Industry professionals speak on experience, tricks of trade
The Midlands Center for Expressive Arts is hosting a series of workshops aimed at providing tricks of the trade to aspiring artists of all ages and skill levels in the local area. The MCEA Artist Roundtable Workshop Series highlights individuals in such fields as writing, theater and music, and the gatherings feature speakers at the professional level.
Charles McKenley, the founder and program coordinator of MCEA, created the organization as a need for the community after meeting several talented, artistic people in the Midlands area who didn’t know how to go about creating a professional career in the arts for themselves.
“I graduated from Presbyterian College with a degree in music performance and great tools for auditioning, but I didn’t know where to go, what the next step was,” McKenley said. “I created MCEA to provide a hub for artists helping other artists in training, performance opportunities, the business aspect — everything they need but aren’t taught how to do.”
The first workshop of the series, held Saturday, July 16, was titled “The Writer’s Voice” and focused on just that — aspiring poets, authors and playwrights listened to advice from professionals in the industry on how to find their voices as writers and how to get their works published.
“I always wished I had the opportunity to speak with people in the field to know how they’re doing, how they got their start,” McKenley said. “Sometimes it’s luck, but learning tricks of the trade is what this workshop is about, to help boost artists’ careers.”
The workshop featured Charlene Spearen, the associate director for the South Carolina Poetry Initiative and a professor of English at Allen University, who spoke about her experience becoming a professional poet after already having established a separate career and a family, finishing a collegiate career and receiving her doctorate later in life.
Author Shirley Ann spoke about her experience writing and publishing her book “What Mommy Needed to Know,” a work based on the tough conversations she wished she had with her mother but never did.
McKenley spoke on behalf of playwrights and his experience of having one of his plays featured at the National Black Theatre Festival.
Alisa Brewer, a resident of West Columbia who enjoys poetry and creative writing as a hobby, attended the workshop to get back into writing and learn more about publishing.
“MCEA offers a place and chance for my talent and desire for art to be recognized and inspired. So far, I got to meet other emerging artists and hear from those well into the success of their craft,” Brewer said. “Though last weekend was my first encounter with MCEA, I’ve met many wonderful people, been invited to attend — and have attended — other poetry events around Columbia that I otherwise wouldn’t have known existed.”
The second workshop, “The Big Stage,” was held Saturday, July 23, and focused on music, theater and dance elements of the arts. McKenley described the gathering of attendees and speakers as “a time to share our journeys and where we are in the arts as individuals.”
Linda Carr, owner of Linda’s Carraoke Karaoke and DJ Entertainment, spoke of her professional singing and instrumental experience in a band and how she was able to eventually turn her passion into a full-time business career.

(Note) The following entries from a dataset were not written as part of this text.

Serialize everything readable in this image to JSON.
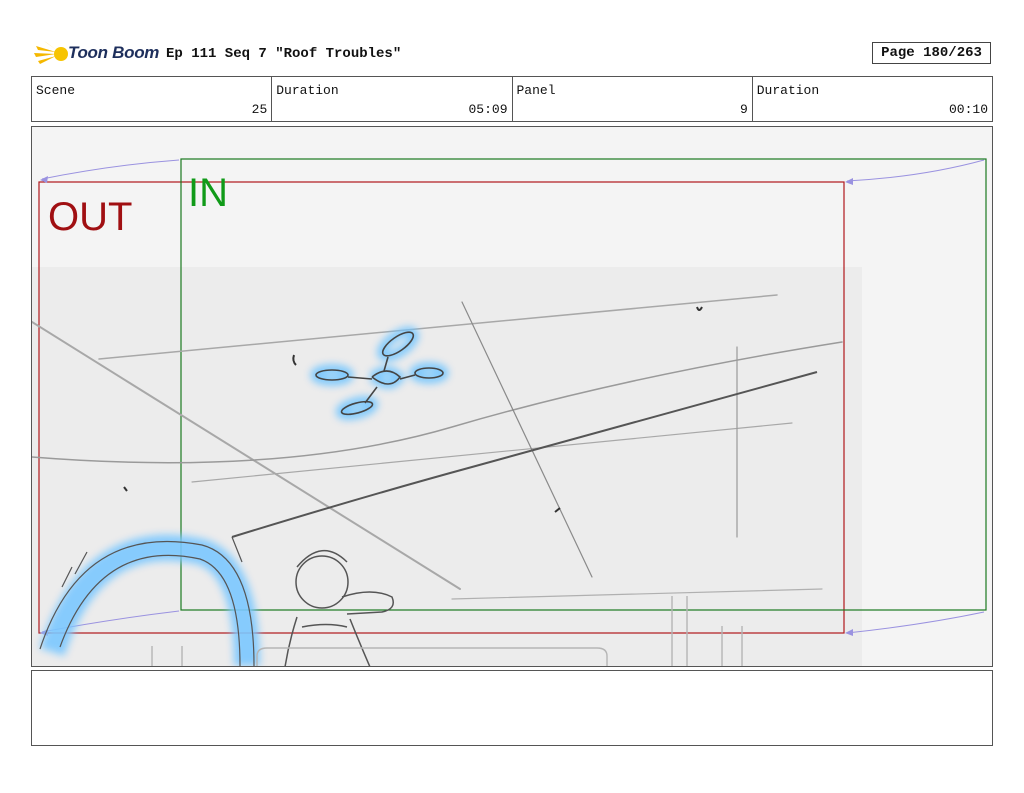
{
  "header": {
    "logo_text": "Toon Boom",
    "title": "Ep 111 Seq 7 \"Roof Troubles\"",
    "page": "Page 180/263"
  },
  "info": {
    "scene_label": "Scene",
    "scene_value": "25",
    "duration_label": "Duration",
    "duration_value": "05:09",
    "panel_label": "Panel",
    "panel_value": "9",
    "panel_duration_label": "Duration",
    "panel_duration_value": "00:10"
  },
  "panel": {
    "out_label": "OUT",
    "in_label": "IN",
    "out_color": "#a00f12",
    "in_color": "#109a18"
  },
  "notes": {
    "text": ""
  }
}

One of the speakers present was recent USC visual communications graduate Ndidi Ekpenuma. A self-taught dancer, Ekpenuma spoke of her experience dancing with the group Ricochet, joining the co-ed dance fraternity Delta Phi Delta and choreographing a routine that won a Spurs and Struts dance competition, among a number of other dance events.
“Dancing is something I’m always going to do,” Ekpenuma said. “I have a couple of jobs here and there where I’m getting paid to dance, but I guess you could say I’m a realistic dreamer, keeping extra jobs in case things don’t work out.”
The workshop also featured Eric Bultman, the executive director of Sumter Little Theatre and an adjunct professor of theatre at USC Sumter who received his MFA in theatre at USC Columbia and spoke of his personal story of establishing a career as an actor.
“You know that feeling you get right before the lights come up on stage? That feeling you get in here?” Bultman asked the attendees of the workshop, pointing to his chest.
Bultman referred to that feeling as the “artist’s fire,” the desire to perform or create that needs to be expressed in order for artistic individuals to be happy and proud of their talent. Despite the common element of worrying about finding a career or enough money in the arts, Bultman encouraged artistic attendees to pursue their passions.
McKenley spoke of his experience of performing on stage as a singer.
“The conversation and connections made with the people who attend have been invaluable,” McKenley said.
The final MCEA Artist Roundtable Workshop “The Package” will focus on arts management — how to market and promote artistic work and how to secure the right talent agent. The workshop will be held Saturday, July 30, at the Columbia Music Festival Association building at 914 Pulaski St. from 1 to 3 p.m. Those interested may register online at midlandscenter.com. Registration is $15 in advance and $20 the day of.